What this task involves: Copy every line of the records that includes the word "Reverse".

Extracted data:
──────────────────────────────
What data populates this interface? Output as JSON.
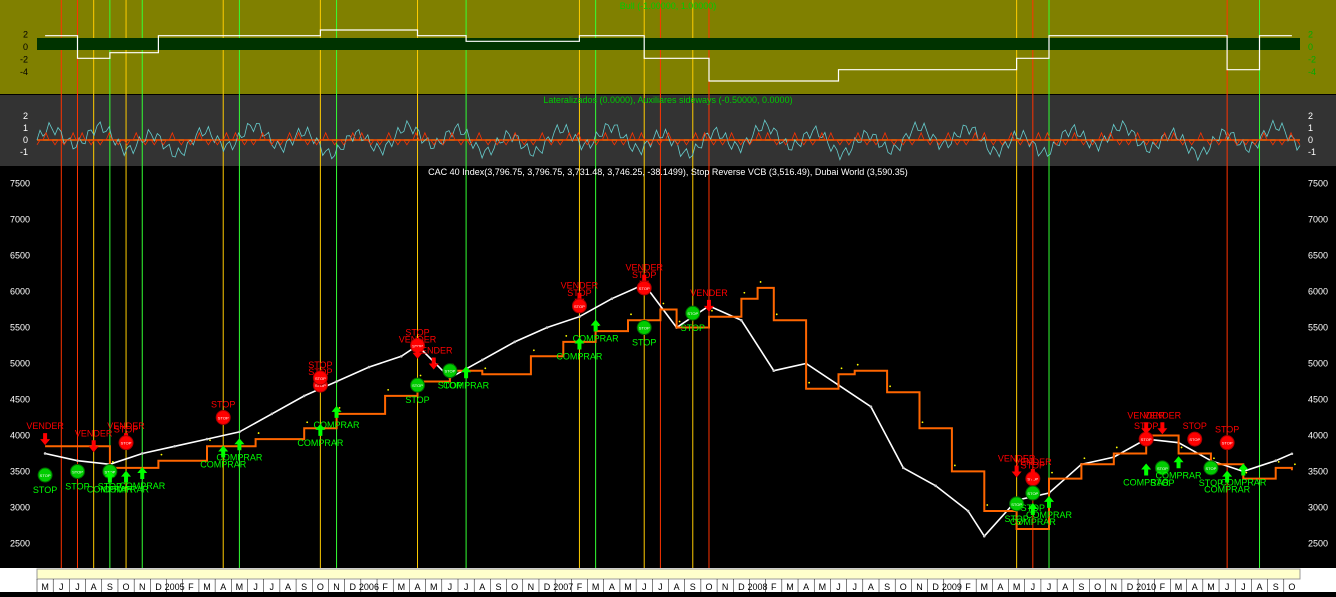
{
  "panels": {
    "top": {
      "title": "Bull (-1.00000, 1.00000)",
      "y_ticks": [
        2,
        0,
        -2,
        -4
      ],
      "colors": {
        "bg": "#808000",
        "band": "#003300",
        "line": "#ffffff",
        "title": "#00cc00"
      }
    },
    "middle": {
      "title": "Lateralizados (0.0000), Auxiliares sideways (-0.50000, 0.0000)",
      "y_ticks": [
        2,
        1,
        0,
        -1
      ],
      "colors": {
        "bg": "#333333",
        "cyan": "#66cccc",
        "red": "#ff3300",
        "zero": "#ff6600",
        "title": "#00cc00"
      }
    },
    "main": {
      "title": "CAC 40 Index(3,796.75, 3,796.75, 3,731.48, 3,746.25, -38.1499), Stop Reverse VCB (3,516.49), Dubai World (3,590.35)",
      "y_ticks": [
        7500,
        7000,
        6500,
        6000,
        5500,
        5000,
        4500,
        4000,
        3500,
        3000,
        2500
      ],
      "colors": {
        "bg": "#000000",
        "price": "#ffffff",
        "stop": "#ff6600",
        "dots": "#ffff00",
        "buy": "#00ff00",
        "sell": "#ff0000",
        "title": "#ffffff"
      }
    }
  },
  "chart_data": {
    "type": "line",
    "title": "CAC 40 Index(3,796.75, 3,796.75, 3,731.48, 3,746.25, -38.1499), Stop Reverse VCB (3,516.49), Dubai World (3,590.35)",
    "ylim": [
      2200,
      7550
    ],
    "x_range": [
      "2004-05",
      "2010-10"
    ],
    "x_month_labels": [
      "M",
      "J",
      "J",
      "A",
      "S",
      "O",
      "N",
      "D",
      "2005",
      "F",
      "M",
      "A",
      "M",
      "J",
      "J",
      "A",
      "S",
      "O",
      "N",
      "D",
      "2006",
      "F",
      "M",
      "A",
      "M",
      "J",
      "J",
      "A",
      "S",
      "O",
      "N",
      "D",
      "2007",
      "F",
      "M",
      "A",
      "M",
      "J",
      "J",
      "A",
      "S",
      "O",
      "N",
      "D",
      "2008",
      "F",
      "M",
      "A",
      "M",
      "J",
      "J",
      "A",
      "S",
      "O",
      "N",
      "D",
      "2009",
      "F",
      "M",
      "A",
      "M",
      "J",
      "J",
      "A",
      "S",
      "O",
      "N",
      "D",
      "2010",
      "F",
      "M",
      "A",
      "M",
      "J",
      "J",
      "A",
      "S",
      "O"
    ],
    "series": [
      {
        "name": "CAC 40 Index",
        "x": [
          "2004-05",
          "2004-07",
          "2004-09",
          "2004-11",
          "2005-01",
          "2005-03",
          "2005-05",
          "2005-07",
          "2005-09",
          "2005-11",
          "2006-01",
          "2006-03",
          "2006-04",
          "2006-06",
          "2006-08",
          "2006-10",
          "2006-12",
          "2007-02",
          "2007-04",
          "2007-06",
          "2007-08",
          "2007-10",
          "2007-12",
          "2008-02",
          "2008-04",
          "2008-06",
          "2008-08",
          "2008-10",
          "2008-12",
          "2009-02",
          "2009-03",
          "2009-05",
          "2009-07",
          "2009-09",
          "2009-11",
          "2010-01",
          "2010-03",
          "2010-05",
          "2010-07",
          "2010-09",
          "2010-10"
        ],
        "values": [
          3750,
          3650,
          3600,
          3750,
          3850,
          3950,
          4050,
          4300,
          4550,
          4750,
          4950,
          5100,
          5250,
          4800,
          5050,
          5300,
          5500,
          5650,
          5900,
          6100,
          5500,
          5800,
          5600,
          4900,
          5000,
          4700,
          4400,
          3550,
          3300,
          2950,
          2600,
          3100,
          3200,
          3600,
          3700,
          3950,
          3900,
          3650,
          3500,
          3650,
          3746
        ]
      },
      {
        "name": "Stop Reverse VCB",
        "x": [
          "2004-05",
          "2004-09",
          "2004-12",
          "2005-03",
          "2005-06",
          "2005-09",
          "2005-11",
          "2006-02",
          "2006-04",
          "2006-06",
          "2006-08",
          "2006-11",
          "2007-01",
          "2007-03",
          "2007-05",
          "2007-07",
          "2007-08",
          "2007-10",
          "2007-12",
          "2008-01",
          "2008-02",
          "2008-04",
          "2008-06",
          "2008-07",
          "2008-09",
          "2008-11",
          "2009-01",
          "2009-03",
          "2009-05",
          "2009-07",
          "2009-09",
          "2009-11",
          "2010-01",
          "2010-03",
          "2010-05",
          "2010-07",
          "2010-09",
          "2010-10"
        ],
        "values": [
          3850,
          3550,
          3650,
          3850,
          3950,
          4100,
          4300,
          4550,
          4750,
          4900,
          4850,
          5100,
          5300,
          5450,
          5600,
          5750,
          5500,
          5650,
          5900,
          6050,
          5600,
          4650,
          4850,
          4900,
          4600,
          4100,
          3500,
          2950,
          2700,
          3400,
          3600,
          3750,
          4000,
          3750,
          3600,
          3400,
          3550,
          3516
        ]
      }
    ],
    "signals": [
      {
        "label": "VENDER",
        "type": "sell",
        "x": "2004-05",
        "y": 3950
      },
      {
        "label": "STOP",
        "type": "stop_green",
        "x": "2004-05",
        "y": 3450
      },
      {
        "label": "VENDER",
        "type": "sell",
        "x": "2004-08",
        "y": 3850
      },
      {
        "label": "STOP",
        "type": "stop_green",
        "x": "2004-07",
        "y": 3500
      },
      {
        "label": "STOP",
        "type": "stop_green",
        "x": "2004-09",
        "y": 3500
      },
      {
        "label": "COMPRAR",
        "type": "buy",
        "x": "2004-09",
        "y": 3400
      },
      {
        "label": "COMPRAR",
        "type": "buy",
        "x": "2004-10",
        "y": 3400
      },
      {
        "label": "COMPRAR",
        "type": "buy",
        "x": "2004-11",
        "y": 3450
      },
      {
        "label": "VENDER",
        "type": "sell",
        "x": "2004-10",
        "y": 3950
      },
      {
        "label": "STOP",
        "type": "stop_red",
        "x": "2004-10",
        "y": 3900
      },
      {
        "label": "COMPRAR",
        "type": "buy",
        "x": "2005-04",
        "y": 3750
      },
      {
        "label": "COMPRAR",
        "type": "buy",
        "x": "2005-05",
        "y": 3850
      },
      {
        "label": "STOP",
        "type": "stop_red",
        "x": "2005-04",
        "y": 4250
      },
      {
        "label": "STOP",
        "type": "stop_red",
        "x": "2005-10",
        "y": 4700
      },
      {
        "label": "STOP",
        "type": "stop_red",
        "x": "2005-10",
        "y": 4800
      },
      {
        "label": "COMPRAR",
        "type": "buy",
        "x": "2005-10",
        "y": 4050
      },
      {
        "label": "COMPRAR",
        "type": "buy",
        "x": "2005-11",
        "y": 4300
      },
      {
        "label": "STOP",
        "type": "stop_red",
        "x": "2006-04",
        "y": 5250
      },
      {
        "label": "VENDER",
        "type": "sell",
        "x": "2006-04",
        "y": 5150
      },
      {
        "label": "VENDER",
        "type": "sell",
        "x": "2006-05",
        "y": 5000
      },
      {
        "label": "STOP",
        "type": "stop_green",
        "x": "2006-04",
        "y": 4700
      },
      {
        "label": "STOP",
        "type": "stop_green",
        "x": "2006-06",
        "y": 4900
      },
      {
        "label": "COMPRAR",
        "type": "buy",
        "x": "2006-07",
        "y": 4850
      },
      {
        "label": "VENDER",
        "type": "sell",
        "x": "2007-02",
        "y": 5900
      },
      {
        "label": "STOP",
        "type": "stop_red",
        "x": "2007-02",
        "y": 5800
      },
      {
        "label": "COMPRAR",
        "type": "buy",
        "x": "2007-02",
        "y": 5250
      },
      {
        "label": "COMPRAR",
        "type": "buy",
        "x": "2007-03",
        "y": 5500
      },
      {
        "label": "VENDER",
        "type": "sell",
        "x": "2007-06",
        "y": 6150
      },
      {
        "label": "STOP",
        "type": "stop_red",
        "x": "2007-06",
        "y": 6050
      },
      {
        "label": "STOP",
        "type": "stop_green",
        "x": "2007-06",
        "y": 5500
      },
      {
        "label": "STOP",
        "type": "stop_green",
        "x": "2007-09",
        "y": 5700
      },
      {
        "label": "VENDER",
        "type": "sell",
        "x": "2007-10",
        "y": 5800
      },
      {
        "label": "VENDER",
        "type": "sell",
        "x": "2009-05",
        "y": 3500
      },
      {
        "label": "STOP",
        "type": "stop_red",
        "x": "2009-06",
        "y": 3400
      },
      {
        "label": "VENDER",
        "type": "sell",
        "x": "2009-06",
        "y": 3450
      },
      {
        "label": "STOP",
        "type": "stop_green",
        "x": "2009-05",
        "y": 3050
      },
      {
        "label": "COMPRAR",
        "type": "buy",
        "x": "2009-06",
        "y": 2950
      },
      {
        "label": "COMPRAR",
        "type": "buy",
        "x": "2009-07",
        "y": 3050
      },
      {
        "label": "STOP",
        "type": "stop_green",
        "x": "2009-06",
        "y": 3200
      },
      {
        "label": "STOP",
        "type": "stop_red",
        "x": "2010-01",
        "y": 3950
      },
      {
        "label": "VENDER",
        "type": "sell",
        "x": "2010-01",
        "y": 4100
      },
      {
        "label": "VENDER",
        "type": "sell",
        "x": "2010-02",
        "y": 4100
      },
      {
        "label": "STOP",
        "type": "stop_green",
        "x": "2010-02",
        "y": 3550
      },
      {
        "label": "COMPRAR",
        "type": "buy",
        "x": "2010-01",
        "y": 3500
      },
      {
        "label": "COMPRAR",
        "type": "buy",
        "x": "2010-03",
        "y": 3600
      },
      {
        "label": "STOP",
        "type": "stop_red",
        "x": "2010-04",
        "y": 3950
      },
      {
        "label": "STOP",
        "type": "stop_red",
        "x": "2010-06",
        "y": 3900
      },
      {
        "label": "STOP",
        "type": "stop_green",
        "x": "2010-05",
        "y": 3550
      },
      {
        "label": "COMPRAR",
        "type": "buy",
        "x": "2010-06",
        "y": 3400
      },
      {
        "label": "COMPRAR",
        "type": "buy",
        "x": "2010-07",
        "y": 3500
      }
    ],
    "vertical_markers": [
      {
        "x": "2004-06",
        "color": "#ff3300"
      },
      {
        "x": "2004-07",
        "color": "#ff3300"
      },
      {
        "x": "2004-08",
        "color": "#ffcc00"
      },
      {
        "x": "2004-09",
        "color": "#33ff33"
      },
      {
        "x": "2004-10",
        "color": "#ffcc00"
      },
      {
        "x": "2004-11",
        "color": "#33ff33"
      },
      {
        "x": "2005-04",
        "color": "#ffcc00"
      },
      {
        "x": "2005-05",
        "color": "#33ff33"
      },
      {
        "x": "2005-10",
        "color": "#ffcc00"
      },
      {
        "x": "2005-11",
        "color": "#33ff33"
      },
      {
        "x": "2006-04",
        "color": "#ffcc00"
      },
      {
        "x": "2006-07",
        "color": "#33ff33"
      },
      {
        "x": "2007-02",
        "color": "#ffcc00"
      },
      {
        "x": "2007-03",
        "color": "#33ff33"
      },
      {
        "x": "2007-06",
        "color": "#ffcc00"
      },
      {
        "x": "2007-07",
        "color": "#ff3300"
      },
      {
        "x": "2007-09",
        "color": "#ffcc00"
      },
      {
        "x": "2007-10",
        "color": "#ff3300"
      },
      {
        "x": "2009-05",
        "color": "#ffcc00"
      },
      {
        "x": "2009-06",
        "color": "#ff3300"
      },
      {
        "x": "2009-07",
        "color": "#33ff33"
      },
      {
        "x": "2010-06",
        "color": "#ff3300"
      },
      {
        "x": "2010-08",
        "color": "#33ff33"
      }
    ]
  }
}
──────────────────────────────
Answer to the exercise:
      "title": "CAC 40 Index(3,796.75, 3,796.75, 3,731.48, 3,746.25, -38.1499), Stop Reverse VCB (3,516.49), Dubai World (3,590.35)",
    "title": "CAC 40 Index(3,796.75, 3,796.75, 3,731.48, 3,746.25, -38.1499), Stop Reverse VCB (3,516.49), Dubai World (3,590.35)",
        "name": "Stop Reverse VCB",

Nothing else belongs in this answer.